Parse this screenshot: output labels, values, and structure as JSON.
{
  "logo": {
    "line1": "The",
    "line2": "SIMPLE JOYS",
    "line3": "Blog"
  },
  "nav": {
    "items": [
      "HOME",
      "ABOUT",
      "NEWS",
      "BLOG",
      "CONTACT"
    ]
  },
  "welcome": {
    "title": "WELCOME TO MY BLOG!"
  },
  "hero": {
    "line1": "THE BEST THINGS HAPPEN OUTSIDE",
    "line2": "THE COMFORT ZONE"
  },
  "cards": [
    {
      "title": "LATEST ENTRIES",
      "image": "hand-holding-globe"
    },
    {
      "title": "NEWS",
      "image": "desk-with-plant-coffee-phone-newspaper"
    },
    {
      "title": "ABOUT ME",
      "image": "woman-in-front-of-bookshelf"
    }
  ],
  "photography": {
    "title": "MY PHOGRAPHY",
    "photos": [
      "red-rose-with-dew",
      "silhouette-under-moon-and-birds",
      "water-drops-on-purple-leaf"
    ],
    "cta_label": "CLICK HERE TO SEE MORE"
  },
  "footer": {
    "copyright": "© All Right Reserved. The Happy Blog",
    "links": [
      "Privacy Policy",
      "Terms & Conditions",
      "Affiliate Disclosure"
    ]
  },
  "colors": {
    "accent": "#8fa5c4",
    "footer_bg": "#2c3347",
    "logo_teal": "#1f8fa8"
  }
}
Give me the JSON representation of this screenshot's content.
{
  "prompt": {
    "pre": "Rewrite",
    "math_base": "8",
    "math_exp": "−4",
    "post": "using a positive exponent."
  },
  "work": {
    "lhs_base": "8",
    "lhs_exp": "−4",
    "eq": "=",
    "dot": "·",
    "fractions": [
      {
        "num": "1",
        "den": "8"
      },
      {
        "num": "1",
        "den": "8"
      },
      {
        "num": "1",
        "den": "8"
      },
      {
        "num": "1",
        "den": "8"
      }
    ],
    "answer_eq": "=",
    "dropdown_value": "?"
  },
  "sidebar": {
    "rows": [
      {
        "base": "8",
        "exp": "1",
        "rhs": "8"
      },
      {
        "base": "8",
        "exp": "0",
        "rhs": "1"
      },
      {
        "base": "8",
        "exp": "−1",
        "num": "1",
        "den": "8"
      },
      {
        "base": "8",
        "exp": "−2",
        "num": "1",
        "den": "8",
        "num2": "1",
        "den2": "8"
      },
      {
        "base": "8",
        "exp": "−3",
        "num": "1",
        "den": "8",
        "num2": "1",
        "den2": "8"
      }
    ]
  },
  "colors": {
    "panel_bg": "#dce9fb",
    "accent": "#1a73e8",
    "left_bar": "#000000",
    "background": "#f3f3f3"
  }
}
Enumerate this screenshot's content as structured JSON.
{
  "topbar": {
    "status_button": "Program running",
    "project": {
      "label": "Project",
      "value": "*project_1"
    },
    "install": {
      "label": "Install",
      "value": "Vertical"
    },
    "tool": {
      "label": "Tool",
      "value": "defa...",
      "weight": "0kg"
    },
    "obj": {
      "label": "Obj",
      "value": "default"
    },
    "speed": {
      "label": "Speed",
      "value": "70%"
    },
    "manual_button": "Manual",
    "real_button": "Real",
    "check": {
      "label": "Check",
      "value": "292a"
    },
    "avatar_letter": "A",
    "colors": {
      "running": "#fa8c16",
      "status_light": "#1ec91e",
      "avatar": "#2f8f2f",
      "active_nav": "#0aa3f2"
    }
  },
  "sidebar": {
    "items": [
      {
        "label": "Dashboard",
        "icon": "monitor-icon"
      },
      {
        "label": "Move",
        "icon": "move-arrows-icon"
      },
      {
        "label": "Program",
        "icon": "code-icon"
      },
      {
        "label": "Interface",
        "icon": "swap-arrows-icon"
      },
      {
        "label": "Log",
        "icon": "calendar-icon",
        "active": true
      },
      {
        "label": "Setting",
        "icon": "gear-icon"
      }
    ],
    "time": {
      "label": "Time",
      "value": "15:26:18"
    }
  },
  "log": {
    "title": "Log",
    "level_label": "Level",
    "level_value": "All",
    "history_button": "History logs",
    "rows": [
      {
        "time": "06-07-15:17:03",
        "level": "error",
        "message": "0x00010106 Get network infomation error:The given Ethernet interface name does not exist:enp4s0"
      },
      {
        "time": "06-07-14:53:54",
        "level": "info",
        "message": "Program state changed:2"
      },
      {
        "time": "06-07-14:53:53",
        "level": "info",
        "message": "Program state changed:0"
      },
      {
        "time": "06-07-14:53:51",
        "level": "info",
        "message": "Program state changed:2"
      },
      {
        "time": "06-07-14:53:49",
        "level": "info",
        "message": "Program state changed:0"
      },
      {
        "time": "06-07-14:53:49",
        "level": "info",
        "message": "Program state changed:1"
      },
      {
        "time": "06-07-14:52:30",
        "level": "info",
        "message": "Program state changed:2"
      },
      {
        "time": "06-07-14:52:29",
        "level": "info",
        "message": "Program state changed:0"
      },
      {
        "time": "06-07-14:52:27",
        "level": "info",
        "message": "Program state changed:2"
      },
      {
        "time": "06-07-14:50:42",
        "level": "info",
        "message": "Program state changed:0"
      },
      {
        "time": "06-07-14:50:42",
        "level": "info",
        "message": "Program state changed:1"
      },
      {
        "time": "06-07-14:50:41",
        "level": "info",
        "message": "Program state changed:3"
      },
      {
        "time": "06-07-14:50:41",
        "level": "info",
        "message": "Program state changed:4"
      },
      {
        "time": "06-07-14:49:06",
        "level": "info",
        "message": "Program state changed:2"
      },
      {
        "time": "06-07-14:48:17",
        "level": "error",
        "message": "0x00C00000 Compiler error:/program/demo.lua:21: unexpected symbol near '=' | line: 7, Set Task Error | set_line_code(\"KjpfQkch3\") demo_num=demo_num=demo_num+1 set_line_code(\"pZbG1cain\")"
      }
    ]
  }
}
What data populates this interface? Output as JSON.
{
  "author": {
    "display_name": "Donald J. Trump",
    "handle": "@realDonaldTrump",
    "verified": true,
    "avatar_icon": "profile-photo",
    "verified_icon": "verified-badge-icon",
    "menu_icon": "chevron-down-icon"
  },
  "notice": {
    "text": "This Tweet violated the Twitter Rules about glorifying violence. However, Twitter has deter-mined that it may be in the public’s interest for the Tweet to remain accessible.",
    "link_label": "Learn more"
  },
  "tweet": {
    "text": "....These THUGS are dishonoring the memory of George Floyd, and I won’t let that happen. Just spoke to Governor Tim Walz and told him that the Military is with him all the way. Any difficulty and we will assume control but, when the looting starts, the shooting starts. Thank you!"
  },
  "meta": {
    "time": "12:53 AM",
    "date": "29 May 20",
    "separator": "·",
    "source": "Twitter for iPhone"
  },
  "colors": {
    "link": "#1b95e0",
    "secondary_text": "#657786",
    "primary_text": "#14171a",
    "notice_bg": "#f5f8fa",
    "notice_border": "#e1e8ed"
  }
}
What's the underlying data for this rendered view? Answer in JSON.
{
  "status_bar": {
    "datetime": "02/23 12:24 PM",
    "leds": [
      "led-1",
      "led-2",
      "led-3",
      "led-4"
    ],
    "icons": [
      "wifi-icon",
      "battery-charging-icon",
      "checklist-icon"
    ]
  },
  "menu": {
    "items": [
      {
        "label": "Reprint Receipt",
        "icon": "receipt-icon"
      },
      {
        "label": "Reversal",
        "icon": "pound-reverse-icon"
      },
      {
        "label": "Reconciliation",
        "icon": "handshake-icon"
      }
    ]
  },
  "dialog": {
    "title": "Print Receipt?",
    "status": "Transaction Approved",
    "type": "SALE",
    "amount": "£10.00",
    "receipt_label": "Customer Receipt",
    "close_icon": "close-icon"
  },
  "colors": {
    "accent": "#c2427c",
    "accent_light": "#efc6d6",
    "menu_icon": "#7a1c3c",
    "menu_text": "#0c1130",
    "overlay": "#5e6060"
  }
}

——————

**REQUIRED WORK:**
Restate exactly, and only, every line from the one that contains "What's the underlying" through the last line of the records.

**TASK SOLUTION:**
What's the underlying data for this rendered view? Answer in JSON.
{
  "status_bar": {
    "datetime": "02/23 12:24 PM",
    "leds": [
      "led-1",
      "led-2",
      "led-3",
      "led-4"
    ],
    "icons": [
      "wifi-icon",
      "battery-charging-icon",
      "checklist-icon"
    ]
  },
  "menu": {
    "items": [
      {
        "label": "Reprint Receipt",
        "icon": "receipt-icon"
      },
      {
        "label": "Reversal",
        "icon": "pound-reverse-icon"
      },
      {
        "label": "Reconciliation",
        "icon": "handshake-icon"
      }
    ]
  },
  "dialog": {
    "title": "Print Receipt?",
    "status": "Transaction Approved",
    "type": "SALE",
    "amount": "£10.00",
    "receipt_label": "Customer Receipt",
    "close_icon": "close-icon"
  },
  "colors": {
    "accent": "#c2427c",
    "accent_light": "#efc6d6",
    "menu_icon": "#7a1c3c",
    "menu_text": "#0c1130",
    "overlay": "#5e6060"
  }
}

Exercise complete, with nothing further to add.